Excerpts from a dataset
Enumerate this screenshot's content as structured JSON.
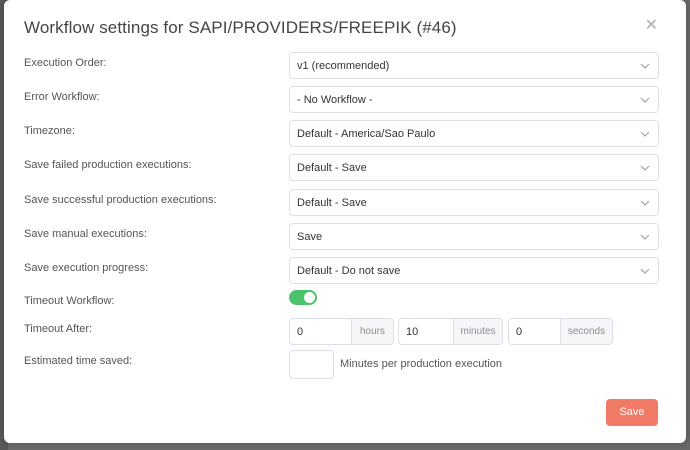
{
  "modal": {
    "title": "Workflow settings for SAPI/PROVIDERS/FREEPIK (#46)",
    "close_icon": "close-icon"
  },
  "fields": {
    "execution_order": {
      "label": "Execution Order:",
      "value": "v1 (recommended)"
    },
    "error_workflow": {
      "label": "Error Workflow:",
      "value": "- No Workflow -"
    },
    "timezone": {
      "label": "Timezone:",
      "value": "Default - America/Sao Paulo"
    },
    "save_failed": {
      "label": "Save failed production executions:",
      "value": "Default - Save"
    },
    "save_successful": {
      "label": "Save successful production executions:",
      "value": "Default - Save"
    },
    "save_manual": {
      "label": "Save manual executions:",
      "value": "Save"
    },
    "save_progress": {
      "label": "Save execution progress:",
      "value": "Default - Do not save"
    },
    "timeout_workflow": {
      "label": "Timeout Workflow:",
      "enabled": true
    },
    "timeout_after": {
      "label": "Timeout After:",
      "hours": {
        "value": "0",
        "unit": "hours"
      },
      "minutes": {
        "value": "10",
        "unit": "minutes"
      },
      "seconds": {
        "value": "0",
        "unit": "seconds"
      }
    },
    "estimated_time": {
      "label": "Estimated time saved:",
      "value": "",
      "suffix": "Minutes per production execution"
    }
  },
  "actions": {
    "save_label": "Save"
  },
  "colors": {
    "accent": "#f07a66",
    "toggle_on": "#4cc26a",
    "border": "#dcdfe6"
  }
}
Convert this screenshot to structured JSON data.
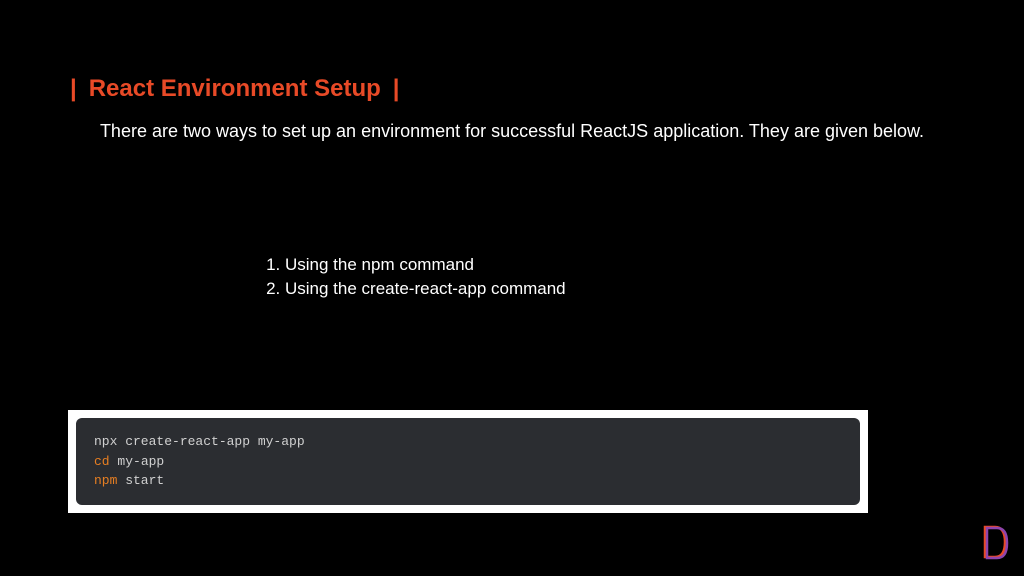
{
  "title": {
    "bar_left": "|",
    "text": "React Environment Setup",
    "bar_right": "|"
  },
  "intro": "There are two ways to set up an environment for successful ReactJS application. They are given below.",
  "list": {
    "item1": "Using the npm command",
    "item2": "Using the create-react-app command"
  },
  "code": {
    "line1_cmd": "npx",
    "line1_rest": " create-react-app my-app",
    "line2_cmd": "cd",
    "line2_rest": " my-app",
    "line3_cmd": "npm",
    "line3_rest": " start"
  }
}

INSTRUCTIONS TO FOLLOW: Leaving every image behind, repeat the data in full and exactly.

SOLUTION FOR THIS EXERCISE:
Enumerate this screenshot's content as structured JSON.
{
  "modal": {
    "title": "Workflow settings for SAPI/PROVIDERS/FREEPIK (#46)",
    "close_icon": "close-icon"
  },
  "fields": {
    "execution_order": {
      "label": "Execution Order:",
      "value": "v1 (recommended)"
    },
    "error_workflow": {
      "label": "Error Workflow:",
      "value": "- No Workflow -"
    },
    "timezone": {
      "label": "Timezone:",
      "value": "Default - America/Sao Paulo"
    },
    "save_failed": {
      "label": "Save failed production executions:",
      "value": "Default - Save"
    },
    "save_successful": {
      "label": "Save successful production executions:",
      "value": "Default - Save"
    },
    "save_manual": {
      "label": "Save manual executions:",
      "value": "Save"
    },
    "save_progress": {
      "label": "Save execution progress:",
      "value": "Default - Do not save"
    },
    "timeout_workflow": {
      "label": "Timeout Workflow:",
      "enabled": true
    },
    "timeout_after": {
      "label": "Timeout After:",
      "hours": {
        "value": "0",
        "unit": "hours"
      },
      "minutes": {
        "value": "10",
        "unit": "minutes"
      },
      "seconds": {
        "value": "0",
        "unit": "seconds"
      }
    },
    "estimated_time": {
      "label": "Estimated time saved:",
      "value": "",
      "suffix": "Minutes per production execution"
    }
  },
  "actions": {
    "save_label": "Save"
  },
  "colors": {
    "accent": "#f07a66",
    "toggle_on": "#4cc26a",
    "border": "#dcdfe6"
  }
}
Convert this screenshot to structured JSON data.
{
  "title": {
    "bar_left": "|",
    "text": "React Environment Setup",
    "bar_right": "|"
  },
  "intro": "There are two ways to set up an environment for successful ReactJS application. They are given below.",
  "list": {
    "item1": "Using the npm command",
    "item2": "Using the create-react-app command"
  },
  "code": {
    "line1_cmd": "npx",
    "line1_rest": " create-react-app my-app",
    "line2_cmd": "cd",
    "line2_rest": " my-app",
    "line3_cmd": "npm",
    "line3_rest": " start"
  }
}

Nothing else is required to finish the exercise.